Source data:
>>
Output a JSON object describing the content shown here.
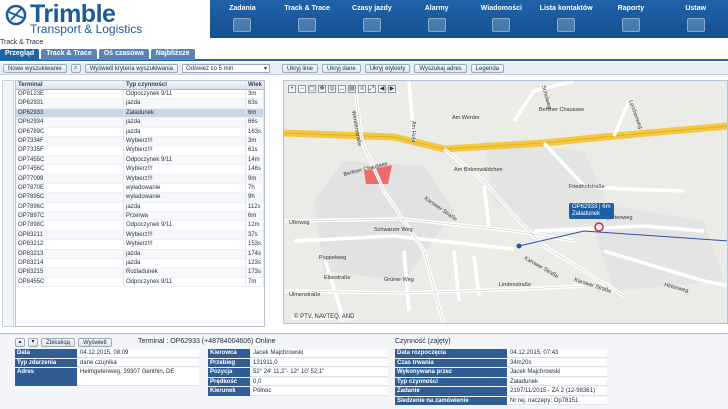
{
  "brand": {
    "name": "Trimble",
    "subtitle": "Transport & Logistics"
  },
  "breadcrumb": "Track & Trace",
  "topnav": [
    {
      "label": "Zadania",
      "icon": "tasks-icon"
    },
    {
      "label": "Track & Trace",
      "icon": "map-icon"
    },
    {
      "label": "Czasy jazdy",
      "icon": "clock-icon"
    },
    {
      "label": "Alarmy",
      "icon": "alarm-icon"
    },
    {
      "label": "Wiadomości",
      "icon": "message-icon"
    },
    {
      "label": "Lista kontaktów",
      "icon": "contacts-icon"
    },
    {
      "label": "Raporty",
      "icon": "report-icon"
    },
    {
      "label": "Ustaw",
      "icon": "settings-icon"
    }
  ],
  "tabs": [
    "Przegląd",
    "Track & Trace",
    "Oś czasowa",
    "Najbliższe"
  ],
  "toolbar": {
    "new_search": "Nowe wyszukiwanie",
    "criteria": "Wyświetl kryteria wyszukiwania",
    "refresh_select": "Odśwież co 5 min",
    "hide_lines": "Ukryj linie",
    "hide_data": "Ukryj dane",
    "hide_labels": "Ukryj etykiety",
    "search_address": "Wyszukaj adres",
    "legend": "Legenda"
  },
  "grid": {
    "headers": [
      "Terminal",
      "Typ czynności",
      "Wiek"
    ],
    "rows": [
      [
        "OP8123E",
        "Odpoczynek 9/11",
        "3m"
      ],
      [
        "OP62931",
        "jazda",
        "63s"
      ],
      [
        "OP62933",
        "Załadunek",
        "6m"
      ],
      [
        "OP62934",
        "jazda",
        "66s"
      ],
      [
        "OP6789C",
        "jazda",
        "163s"
      ],
      [
        "OP7334F",
        "Wybierz!!!",
        "3m"
      ],
      [
        "OP7335F",
        "Wybierz!!!",
        "61s"
      ],
      [
        "OP7455C",
        "Odpoczynek 9/11",
        "14m"
      ],
      [
        "OP7456C",
        "Wybierz!!!",
        "146s"
      ],
      [
        "OP77099",
        "Wybierz!!!",
        "9m"
      ],
      [
        "OP7870E",
        "wyładowanie",
        "7h"
      ],
      [
        "OP7895C",
        "wyładowanie",
        "9h"
      ],
      [
        "OP7896C",
        "jazda",
        "112s"
      ],
      [
        "OP7897C",
        "Przerwa",
        "6m"
      ],
      [
        "OP7898C",
        "Odpoczynek 9/11",
        "12m"
      ],
      [
        "OP83211",
        "Wybierz!!!",
        "37s"
      ],
      [
        "OP83212",
        "Wybierz!!!",
        "153s"
      ],
      [
        "OP83213",
        "jazda",
        "174s"
      ],
      [
        "OP83214",
        "jazda",
        "123s"
      ],
      [
        "OP83215",
        "Rozładunek",
        "173s"
      ],
      [
        "OP8455C",
        "Odpoczynek 9/11",
        "7m"
      ]
    ]
  },
  "map": {
    "streets": [
      "Am Werder",
      "Berliner Chaussee",
      "Berliner Chaussee",
      "Am Birkenwäldchen",
      "Friedhofstraße",
      "Karower Straße",
      "Schwarzer Weg",
      "Uferweg",
      "Heimgartenweg",
      "Karower Straße",
      "Elbestraße",
      "Grüner Weg",
      "Pappelweg",
      "Lindenstraße",
      "Karower Straße",
      "Ulmenstraße",
      "Wendenstraße",
      "Am Hofe",
      "Schulweg",
      "Lerchenweg",
      "Hirtenweg"
    ],
    "popup_line1": "OP62933 | 6m",
    "popup_line2": "Załadunek",
    "credit": "© PTV, NAVTEQ, AND"
  },
  "details": {
    "hide_label": "Zbikaliqą",
    "show_label": "Wyświetl",
    "title": "Terminal : OP62933 (+48784004606)  Online",
    "activity_title": "Czynność (zajęty)",
    "left": [
      [
        "Data",
        "04.12.2015, 08:09"
      ],
      [
        "Typ zdarzenia",
        "dane czujnika"
      ],
      [
        "Adres",
        "Heimgetenweg, 39307 Genthin, DE"
      ]
    ],
    "mid": [
      [
        "Kierowca",
        "Jacek Majchrowski"
      ],
      [
        "Przebieg",
        "131911,0"
      ],
      [
        "Pozycja",
        "52° 24' 11,2\"- 12° 10' 52,1\""
      ],
      [
        "Prędkość",
        "0,0"
      ],
      [
        "Kierunek",
        "Północ"
      ]
    ],
    "right": [
      [
        "Data rozpoczęcia",
        "04.12.2015, 07:43"
      ],
      [
        "Czas trwania",
        "34m20s"
      ],
      [
        "Wykonywana przez",
        "Jacek Majchrowski"
      ],
      [
        "Typ czynności",
        "Załadunek"
      ],
      [
        "Zadanie",
        "2197/11/2015 - ZA 2 (12-98361)"
      ],
      [
        "Śledzenie na zamówienie",
        "Nr rej. naczepy: Op78151"
      ]
    ]
  }
}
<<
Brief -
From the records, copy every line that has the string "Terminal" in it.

Your solution -
      "Terminal",
    "title": "Terminal : OP62933 (+48784004606)  Online",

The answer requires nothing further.